Last week while we were in Chicagoland, I was talking with my dad about his back pain. At night his legs get a Charlie horse type of feeling – without pain. It sounded an awful lot like being pregnant. I remember when I was pregnant feeling like I understood what it felt like to be old. So much of what you experience is similar to being elderly. Tired all the time, out of breath, achy, back pain, swelling, clumsy, onset of Alzheimer – like symptoms, etc.
I could go on about that for hours.
Here is my dad on the left - celebrating 80 with some brother-in-law's!

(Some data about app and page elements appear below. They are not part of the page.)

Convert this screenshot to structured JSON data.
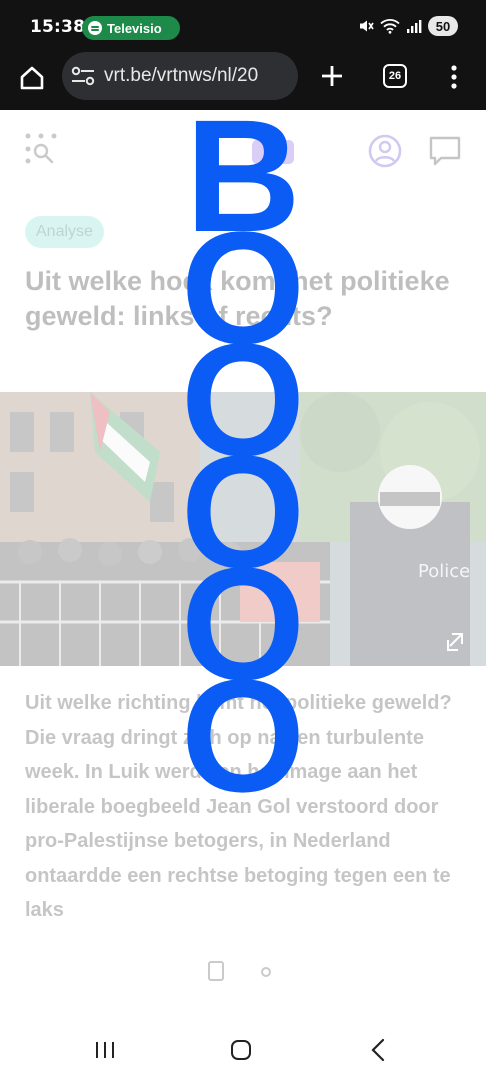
{
  "status_bar": {
    "time": "15:38",
    "notification_text": "Televisio",
    "battery": "50"
  },
  "browser": {
    "url": "vrt.be/vrtnws/nl/20",
    "tab_count": "26"
  },
  "article": {
    "tag": "Analyse",
    "headline": "Uit welke hoek komt het politieke geweld: links of rechts?",
    "body": "Uit welke richting komt het politieke geweld? Die vraag dringt zich op na een turbulente week. In Luik werd een hommage aan het liberale boegbeeld Jean Gol verstoord door pro-Palestijnse betogers, in Nederland ontaardde een rechtse betoging tegen een te laks"
  },
  "overlay": {
    "text": "BOOOOO",
    "color": "#0a5cf5"
  },
  "colors": {
    "tag_bg": "#7adccf",
    "brand_purple": "#7b4be0",
    "status_green": "#1d8a4a"
  }
}
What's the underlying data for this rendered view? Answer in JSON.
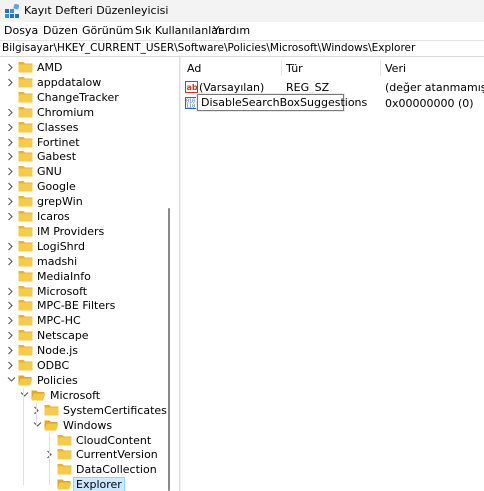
{
  "window": {
    "title": "Kayıt Defteri Düzenleyicisi"
  },
  "menu": [
    "Dosya",
    "Düzen",
    "Görünüm",
    "Sık Kullanılanlar",
    "Yardım"
  ],
  "address": "Bilgisayar\\HKEY_CURRENT_USER\\Software\\Policies\\Microsoft\\Windows\\Explorer",
  "tree": [
    {
      "label": "AMD",
      "expander": "collapsed"
    },
    {
      "label": "appdatalow",
      "expander": "collapsed"
    },
    {
      "label": "ChangeTracker",
      "expander": "none"
    },
    {
      "label": "Chromium",
      "expander": "collapsed"
    },
    {
      "label": "Classes",
      "expander": "collapsed"
    },
    {
      "label": "Fortinet",
      "expander": "collapsed"
    },
    {
      "label": "Gabest",
      "expander": "collapsed"
    },
    {
      "label": "GNU",
      "expander": "collapsed"
    },
    {
      "label": "Google",
      "expander": "collapsed"
    },
    {
      "label": "grepWin",
      "expander": "collapsed"
    },
    {
      "label": "Icaros",
      "expander": "collapsed"
    },
    {
      "label": "IM Providers",
      "expander": "none"
    },
    {
      "label": "LogiShrd",
      "expander": "collapsed"
    },
    {
      "label": "madshi",
      "expander": "collapsed"
    },
    {
      "label": "MediaInfo",
      "expander": "none"
    },
    {
      "label": "Microsoft",
      "expander": "collapsed"
    },
    {
      "label": "MPC-BE Filters",
      "expander": "collapsed"
    },
    {
      "label": "MPC-HC",
      "expander": "collapsed"
    },
    {
      "label": "Netscape",
      "expander": "collapsed"
    },
    {
      "label": "Node.js",
      "expander": "collapsed"
    },
    {
      "label": "ODBC",
      "expander": "collapsed"
    },
    {
      "label": "Policies",
      "expander": "expanded"
    },
    {
      "label": "Microsoft",
      "expander": "expanded"
    },
    {
      "label": "SystemCertificates",
      "expander": "collapsed"
    },
    {
      "label": "Windows",
      "expander": "expanded"
    },
    {
      "label": "CloudContent",
      "expander": "none"
    },
    {
      "label": "CurrentVersion",
      "expander": "collapsed"
    },
    {
      "label": "DataCollection",
      "expander": "none"
    },
    {
      "label": "Explorer",
      "expander": "none"
    }
  ],
  "columns": {
    "name": "Ad",
    "type": "Tür",
    "data": "Veri"
  },
  "values": [
    {
      "icon": "ab-string-icon",
      "name": "(Varsayılan)",
      "type": "REG_SZ",
      "data": "(değer atanmamış)"
    },
    {
      "icon": "binary-dword-icon",
      "name": "DisableSearchBoxSuggestions",
      "type": "",
      "data": "0x00000000 (0)"
    }
  ],
  "colors": {
    "folder": "#f1c232",
    "selection": "#cce8ff",
    "title_icon": "#1e73be"
  }
}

Back to the elderly. My dad is really getting no help from the doctors. Being, well, elderly, he puts all of his trust into the docs. It's just how he was raised. He doesn't question what they say. He truly looks to them for help. It’s such a shame b/c doctors aren't equipped to help with all our ailments. Their profession is so misunderstood. Our mismatched expectations of our doctors takes our own burden of responsibility off of our plates. I’m constantly working with my parents on this and it kills me that I’m not nearby to take them to their appointments and help them make sense of what the doctors know and what they need to find out for themselves.
I decided that one thing my dad could do on his own, without harming himself, would be to try to get more potassium. If it works for pregnancy, it’s worth a try, right?
So here goes.
Foods High in Potassium
Beet Greens (yum! Not kidding- cook them like spinach – they are so yummy)
Condensed Milk (What????)
Farther down the list is Trail Mix, Sweet Potato, boiled Spinach, French Fries, Dried Apricots, Carrot Juice….and THEN Banana.
Isn’t that crazy? I thought Bananas were so high in potassium. Yet they’re like 23rd on the list. And my dad eats ½ a banana. Not enough to replenish, my friend. Not enough.
Here’s more information on potassium
Low potassium levels (hypokalemia), can cause weakness as cellular processes are impaired.
Potassium is a mineral (electrolyte) in the body. Almost 98% of potassium is found inside the cells. Small changes in the level of potassium that is present outside the cells can have severe effects on the heart, nerves, and muscles.
Potassium is important to maintain several bodily functions:
• Muscles need potassium to contract.
• The heart muscle needs potassium to beat properly and regulate blood pressure.
The kidney is the main organ that controls the balance of potassium by removing excess potassium into the urine.
When potassium levels are low (hypokalemia), you can become weak as cellular processes are impaired.
• The normal potassium level is 3.5-5.0 mEq/L (mEq/L stand for milliequivalents per liter of blood and this is a measure used to evaluate the level). Low potassium is defined as a potassium level below 3.5 mEq/L.
Almost one out of five people hospitalized in the United States has a low potassium level.
If I have anything to do with it, it's not going to be my dad! He has tractors to ride and grandkids to hang out with!
Keeping it real! Kathy